The case for Family Care Networks
Published: 21 February, 2014
Commissioning and funding general practice: making the case for family care networks, Kings Fund February 2014
This King’s Fund report by Rachel Addicott and Chris Ham anticipates the move towards federations of practices, responsible for care in the community 24/7. It proposes bringing together funding for general practice with funding for many other services, via new forms of commissioning, with GPs innovating in how care is delivered. Over time, the report foresees ‘family care networks’ emerging that provide forms of care well beyond those presently delivered by general practices”
Policy implications (as listed on the Kings Fund site):
- A rapid, radical shift is needed from the current model of general practice to the use of federations and networks of practices able to work on the scale required for effective integration of services.
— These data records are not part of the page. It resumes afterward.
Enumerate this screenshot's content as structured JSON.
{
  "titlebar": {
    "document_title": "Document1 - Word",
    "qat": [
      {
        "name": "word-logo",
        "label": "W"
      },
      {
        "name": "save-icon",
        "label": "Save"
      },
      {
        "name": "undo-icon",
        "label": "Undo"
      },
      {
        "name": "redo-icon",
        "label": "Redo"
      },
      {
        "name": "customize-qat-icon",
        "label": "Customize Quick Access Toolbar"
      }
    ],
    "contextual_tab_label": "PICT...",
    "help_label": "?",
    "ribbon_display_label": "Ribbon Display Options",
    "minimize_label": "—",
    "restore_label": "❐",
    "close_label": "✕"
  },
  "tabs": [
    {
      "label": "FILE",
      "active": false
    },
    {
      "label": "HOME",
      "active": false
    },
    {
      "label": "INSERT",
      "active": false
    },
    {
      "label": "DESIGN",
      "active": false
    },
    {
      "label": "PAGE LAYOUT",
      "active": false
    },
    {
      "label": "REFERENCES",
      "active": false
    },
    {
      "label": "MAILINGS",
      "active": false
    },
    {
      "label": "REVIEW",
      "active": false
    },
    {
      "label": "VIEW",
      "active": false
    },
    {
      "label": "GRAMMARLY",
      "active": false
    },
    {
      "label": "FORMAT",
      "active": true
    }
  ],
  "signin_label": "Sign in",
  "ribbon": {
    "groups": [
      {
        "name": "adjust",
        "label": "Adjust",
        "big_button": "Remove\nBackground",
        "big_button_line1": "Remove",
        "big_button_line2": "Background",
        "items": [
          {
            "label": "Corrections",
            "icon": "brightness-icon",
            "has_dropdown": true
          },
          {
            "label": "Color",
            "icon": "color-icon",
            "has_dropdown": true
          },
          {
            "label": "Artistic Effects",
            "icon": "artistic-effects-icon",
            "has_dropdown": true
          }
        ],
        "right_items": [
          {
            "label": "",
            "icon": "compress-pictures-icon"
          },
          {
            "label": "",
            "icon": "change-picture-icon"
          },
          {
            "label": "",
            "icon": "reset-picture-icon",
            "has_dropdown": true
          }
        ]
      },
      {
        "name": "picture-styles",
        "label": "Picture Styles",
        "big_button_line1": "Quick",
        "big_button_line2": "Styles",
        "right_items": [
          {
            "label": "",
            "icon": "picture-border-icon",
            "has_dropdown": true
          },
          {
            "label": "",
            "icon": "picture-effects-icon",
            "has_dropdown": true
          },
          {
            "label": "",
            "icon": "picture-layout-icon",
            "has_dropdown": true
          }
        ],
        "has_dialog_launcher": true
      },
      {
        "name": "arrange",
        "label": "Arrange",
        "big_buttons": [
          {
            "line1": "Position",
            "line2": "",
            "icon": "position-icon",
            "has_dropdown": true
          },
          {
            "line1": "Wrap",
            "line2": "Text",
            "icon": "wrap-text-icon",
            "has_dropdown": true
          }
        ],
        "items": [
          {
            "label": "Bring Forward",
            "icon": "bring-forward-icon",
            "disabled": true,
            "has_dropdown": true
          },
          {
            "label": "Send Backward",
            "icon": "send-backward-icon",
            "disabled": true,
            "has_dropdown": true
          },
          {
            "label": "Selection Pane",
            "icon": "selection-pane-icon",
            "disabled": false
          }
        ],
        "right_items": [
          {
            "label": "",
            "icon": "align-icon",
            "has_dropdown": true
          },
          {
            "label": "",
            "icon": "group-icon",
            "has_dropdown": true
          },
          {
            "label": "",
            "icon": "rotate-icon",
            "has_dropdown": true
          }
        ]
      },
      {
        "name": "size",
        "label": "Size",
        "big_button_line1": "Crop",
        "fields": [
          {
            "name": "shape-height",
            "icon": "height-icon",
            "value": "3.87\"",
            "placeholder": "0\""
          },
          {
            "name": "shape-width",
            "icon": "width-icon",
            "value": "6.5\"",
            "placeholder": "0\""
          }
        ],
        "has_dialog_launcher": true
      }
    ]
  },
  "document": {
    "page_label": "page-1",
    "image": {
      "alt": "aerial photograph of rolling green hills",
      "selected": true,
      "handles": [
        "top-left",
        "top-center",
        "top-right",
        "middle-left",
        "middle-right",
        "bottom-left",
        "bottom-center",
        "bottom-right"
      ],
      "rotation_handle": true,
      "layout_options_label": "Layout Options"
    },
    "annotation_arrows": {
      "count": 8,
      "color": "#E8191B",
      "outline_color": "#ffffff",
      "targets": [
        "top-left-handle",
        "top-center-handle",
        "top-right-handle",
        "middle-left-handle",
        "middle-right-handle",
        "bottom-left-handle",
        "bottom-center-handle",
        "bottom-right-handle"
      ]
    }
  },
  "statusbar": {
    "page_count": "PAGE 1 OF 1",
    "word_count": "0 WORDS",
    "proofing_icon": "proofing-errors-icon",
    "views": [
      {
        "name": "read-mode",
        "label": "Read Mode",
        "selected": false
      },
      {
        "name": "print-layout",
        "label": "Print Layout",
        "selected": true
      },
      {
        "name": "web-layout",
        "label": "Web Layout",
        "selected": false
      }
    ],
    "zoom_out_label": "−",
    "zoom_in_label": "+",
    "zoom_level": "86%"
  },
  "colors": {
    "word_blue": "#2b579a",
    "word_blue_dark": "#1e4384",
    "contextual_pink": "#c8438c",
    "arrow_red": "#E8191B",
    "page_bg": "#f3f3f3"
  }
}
- Without changes to commissioning and funding arrangements, the argument for new models of care will remain theoretical. At the heart of this approach is the use of a population-based capitated contract under which providers would be expected to deliver defined outcomes for the populations they serve.
- Practices will need new skills in various areas: risk stratification of the population, quality improvement, collaborative working with other providers, greater capability in managing financial and clinical risks
The accompanying 4 page ‘summary’ on Joining up services in the community argues “that GPs should take the lead in developing care out of hospital by taking responsibility not only for their own services but for many other services used by patients in the community.”
For a quick read see Chris Ham in the HSJ
“Strengthening the role of GPs as providers requires practices to collaborate in federations to deliver services at scale. It also means practices working closely with community nurses, health visitors, allied health professionals, pharmacists, paramedics and social workers in “family care networks” to deliver most forms of care other than specialist expertise best provided in hospitals.”
Last updated: 21 May, 2018